Data extracted from a collection:
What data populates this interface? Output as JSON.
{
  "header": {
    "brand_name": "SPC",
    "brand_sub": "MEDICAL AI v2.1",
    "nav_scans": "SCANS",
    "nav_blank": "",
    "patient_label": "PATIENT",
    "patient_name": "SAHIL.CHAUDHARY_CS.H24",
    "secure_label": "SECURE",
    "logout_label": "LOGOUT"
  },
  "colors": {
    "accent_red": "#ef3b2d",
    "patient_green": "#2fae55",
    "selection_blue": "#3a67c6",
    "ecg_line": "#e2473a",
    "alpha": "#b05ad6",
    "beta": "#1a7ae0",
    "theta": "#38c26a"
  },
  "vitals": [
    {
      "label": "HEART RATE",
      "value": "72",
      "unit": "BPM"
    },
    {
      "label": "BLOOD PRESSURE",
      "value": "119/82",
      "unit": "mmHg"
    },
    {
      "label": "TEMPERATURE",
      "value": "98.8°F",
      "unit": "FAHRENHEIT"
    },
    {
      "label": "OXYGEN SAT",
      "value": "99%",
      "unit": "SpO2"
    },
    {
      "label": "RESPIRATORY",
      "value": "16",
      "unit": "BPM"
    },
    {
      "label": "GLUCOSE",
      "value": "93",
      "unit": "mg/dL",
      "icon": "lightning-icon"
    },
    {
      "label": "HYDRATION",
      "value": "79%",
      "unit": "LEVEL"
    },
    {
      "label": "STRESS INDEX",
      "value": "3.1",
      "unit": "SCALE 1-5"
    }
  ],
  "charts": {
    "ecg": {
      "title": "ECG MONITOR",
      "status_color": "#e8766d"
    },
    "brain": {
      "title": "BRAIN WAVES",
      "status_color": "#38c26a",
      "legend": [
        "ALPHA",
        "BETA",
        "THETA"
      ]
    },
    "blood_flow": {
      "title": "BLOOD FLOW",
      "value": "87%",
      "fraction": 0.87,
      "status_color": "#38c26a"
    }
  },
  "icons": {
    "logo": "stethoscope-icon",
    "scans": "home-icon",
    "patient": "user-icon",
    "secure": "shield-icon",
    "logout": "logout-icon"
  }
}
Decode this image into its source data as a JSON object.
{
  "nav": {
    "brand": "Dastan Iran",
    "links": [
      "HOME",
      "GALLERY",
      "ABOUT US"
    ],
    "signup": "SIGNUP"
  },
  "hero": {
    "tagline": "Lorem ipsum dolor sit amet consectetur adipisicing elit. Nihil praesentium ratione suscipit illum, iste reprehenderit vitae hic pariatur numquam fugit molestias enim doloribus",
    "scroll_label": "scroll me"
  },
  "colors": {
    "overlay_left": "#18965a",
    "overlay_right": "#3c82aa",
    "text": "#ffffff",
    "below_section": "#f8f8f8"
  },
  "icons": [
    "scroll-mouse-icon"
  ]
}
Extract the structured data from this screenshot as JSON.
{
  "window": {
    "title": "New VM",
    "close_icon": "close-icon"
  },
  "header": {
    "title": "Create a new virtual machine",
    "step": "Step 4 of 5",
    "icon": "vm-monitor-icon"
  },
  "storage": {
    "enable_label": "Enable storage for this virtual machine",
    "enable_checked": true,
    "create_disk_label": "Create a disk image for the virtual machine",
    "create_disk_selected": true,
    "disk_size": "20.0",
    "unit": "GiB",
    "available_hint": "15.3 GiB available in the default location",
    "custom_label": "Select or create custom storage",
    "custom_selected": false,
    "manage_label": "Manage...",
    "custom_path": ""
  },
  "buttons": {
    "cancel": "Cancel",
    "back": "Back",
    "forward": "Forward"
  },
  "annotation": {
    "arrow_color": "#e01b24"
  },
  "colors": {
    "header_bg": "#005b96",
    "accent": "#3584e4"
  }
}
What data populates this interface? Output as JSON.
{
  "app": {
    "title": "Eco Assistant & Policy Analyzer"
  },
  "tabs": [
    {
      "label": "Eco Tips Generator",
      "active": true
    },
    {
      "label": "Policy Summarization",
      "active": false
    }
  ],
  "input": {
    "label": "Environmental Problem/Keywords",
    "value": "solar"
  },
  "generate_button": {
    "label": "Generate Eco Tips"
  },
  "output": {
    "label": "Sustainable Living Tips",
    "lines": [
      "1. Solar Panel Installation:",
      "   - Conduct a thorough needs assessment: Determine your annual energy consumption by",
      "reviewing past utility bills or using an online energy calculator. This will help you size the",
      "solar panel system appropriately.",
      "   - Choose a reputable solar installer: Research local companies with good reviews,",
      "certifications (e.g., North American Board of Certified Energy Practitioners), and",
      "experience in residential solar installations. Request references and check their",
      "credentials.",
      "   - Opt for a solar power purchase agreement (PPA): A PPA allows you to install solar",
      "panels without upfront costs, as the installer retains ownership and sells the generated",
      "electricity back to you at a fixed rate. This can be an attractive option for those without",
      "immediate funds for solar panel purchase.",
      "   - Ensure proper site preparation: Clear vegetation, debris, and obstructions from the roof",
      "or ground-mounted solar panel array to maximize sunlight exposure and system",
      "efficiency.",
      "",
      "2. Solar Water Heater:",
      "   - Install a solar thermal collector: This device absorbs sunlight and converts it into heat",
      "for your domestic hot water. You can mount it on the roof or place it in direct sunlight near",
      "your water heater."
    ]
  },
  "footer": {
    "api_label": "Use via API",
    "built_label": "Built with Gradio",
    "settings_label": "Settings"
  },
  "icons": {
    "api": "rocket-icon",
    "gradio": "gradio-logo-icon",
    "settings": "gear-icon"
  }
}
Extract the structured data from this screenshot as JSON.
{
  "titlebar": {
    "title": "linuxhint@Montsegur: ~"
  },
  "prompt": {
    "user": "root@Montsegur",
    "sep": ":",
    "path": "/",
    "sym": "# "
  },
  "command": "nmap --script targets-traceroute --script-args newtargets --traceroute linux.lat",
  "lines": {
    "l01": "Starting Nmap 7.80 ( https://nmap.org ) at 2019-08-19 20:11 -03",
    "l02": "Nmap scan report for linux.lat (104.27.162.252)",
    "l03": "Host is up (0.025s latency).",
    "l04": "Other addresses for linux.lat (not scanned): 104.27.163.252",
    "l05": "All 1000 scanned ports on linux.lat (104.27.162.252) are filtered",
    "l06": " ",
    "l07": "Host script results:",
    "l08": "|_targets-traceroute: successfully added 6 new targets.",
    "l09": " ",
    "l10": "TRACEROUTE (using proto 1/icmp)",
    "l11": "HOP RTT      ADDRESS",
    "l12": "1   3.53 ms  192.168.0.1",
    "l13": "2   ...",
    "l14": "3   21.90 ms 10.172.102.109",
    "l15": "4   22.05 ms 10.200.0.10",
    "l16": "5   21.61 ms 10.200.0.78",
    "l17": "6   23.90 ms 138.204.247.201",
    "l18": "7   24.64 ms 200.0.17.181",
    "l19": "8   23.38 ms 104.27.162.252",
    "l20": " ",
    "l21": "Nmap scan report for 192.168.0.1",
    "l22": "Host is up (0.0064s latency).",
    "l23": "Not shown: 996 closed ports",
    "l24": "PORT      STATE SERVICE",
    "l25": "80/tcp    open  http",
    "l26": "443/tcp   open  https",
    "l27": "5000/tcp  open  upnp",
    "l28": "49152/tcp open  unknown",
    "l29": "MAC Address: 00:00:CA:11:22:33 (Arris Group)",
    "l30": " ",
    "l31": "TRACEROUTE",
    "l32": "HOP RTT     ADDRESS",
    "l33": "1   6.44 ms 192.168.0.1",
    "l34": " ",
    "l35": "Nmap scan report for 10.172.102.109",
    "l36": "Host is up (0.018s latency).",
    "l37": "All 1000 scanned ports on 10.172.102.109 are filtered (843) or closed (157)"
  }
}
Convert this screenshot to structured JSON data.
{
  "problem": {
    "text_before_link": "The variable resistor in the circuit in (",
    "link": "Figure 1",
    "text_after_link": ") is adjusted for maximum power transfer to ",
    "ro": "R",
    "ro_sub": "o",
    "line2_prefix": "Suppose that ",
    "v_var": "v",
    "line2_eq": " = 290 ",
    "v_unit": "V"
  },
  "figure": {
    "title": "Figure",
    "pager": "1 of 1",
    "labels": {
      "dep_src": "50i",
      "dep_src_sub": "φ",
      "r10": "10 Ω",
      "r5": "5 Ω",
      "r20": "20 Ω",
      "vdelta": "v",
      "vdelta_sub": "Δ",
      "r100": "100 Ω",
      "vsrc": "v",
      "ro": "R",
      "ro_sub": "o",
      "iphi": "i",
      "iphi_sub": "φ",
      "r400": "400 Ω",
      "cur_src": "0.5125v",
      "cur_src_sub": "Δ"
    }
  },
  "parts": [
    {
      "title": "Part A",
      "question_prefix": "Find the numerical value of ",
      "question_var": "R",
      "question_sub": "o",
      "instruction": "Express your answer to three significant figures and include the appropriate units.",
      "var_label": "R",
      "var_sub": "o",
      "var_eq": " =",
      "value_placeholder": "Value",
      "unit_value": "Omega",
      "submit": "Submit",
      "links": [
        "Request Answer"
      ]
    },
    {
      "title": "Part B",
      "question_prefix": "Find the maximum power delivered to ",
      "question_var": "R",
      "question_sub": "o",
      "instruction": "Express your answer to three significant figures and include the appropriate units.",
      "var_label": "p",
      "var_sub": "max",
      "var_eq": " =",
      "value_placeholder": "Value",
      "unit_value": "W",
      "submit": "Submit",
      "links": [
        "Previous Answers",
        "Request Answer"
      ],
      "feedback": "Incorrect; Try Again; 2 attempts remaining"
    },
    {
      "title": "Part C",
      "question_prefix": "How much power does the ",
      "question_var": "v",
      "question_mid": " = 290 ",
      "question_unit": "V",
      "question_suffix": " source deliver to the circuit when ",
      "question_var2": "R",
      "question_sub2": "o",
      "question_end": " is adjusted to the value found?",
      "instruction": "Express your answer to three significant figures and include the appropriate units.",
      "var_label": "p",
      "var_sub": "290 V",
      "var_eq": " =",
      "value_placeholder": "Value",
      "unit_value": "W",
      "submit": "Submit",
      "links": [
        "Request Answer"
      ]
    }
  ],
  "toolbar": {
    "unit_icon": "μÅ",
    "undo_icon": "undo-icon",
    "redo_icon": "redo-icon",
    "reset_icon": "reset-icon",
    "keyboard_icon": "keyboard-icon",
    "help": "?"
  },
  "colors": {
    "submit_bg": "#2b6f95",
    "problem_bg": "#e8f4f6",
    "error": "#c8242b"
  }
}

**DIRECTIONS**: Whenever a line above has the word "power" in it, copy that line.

**ANSWER SECTION**:
      "   - Opt for a solar power purchase agreement (PPA): A PPA allows you to install solar",
    "text_after_link": ") is adjusted for maximum power transfer to ",
      "question_prefix": "Find the maximum power delivered to ",
      "question_prefix": "How much power does the ",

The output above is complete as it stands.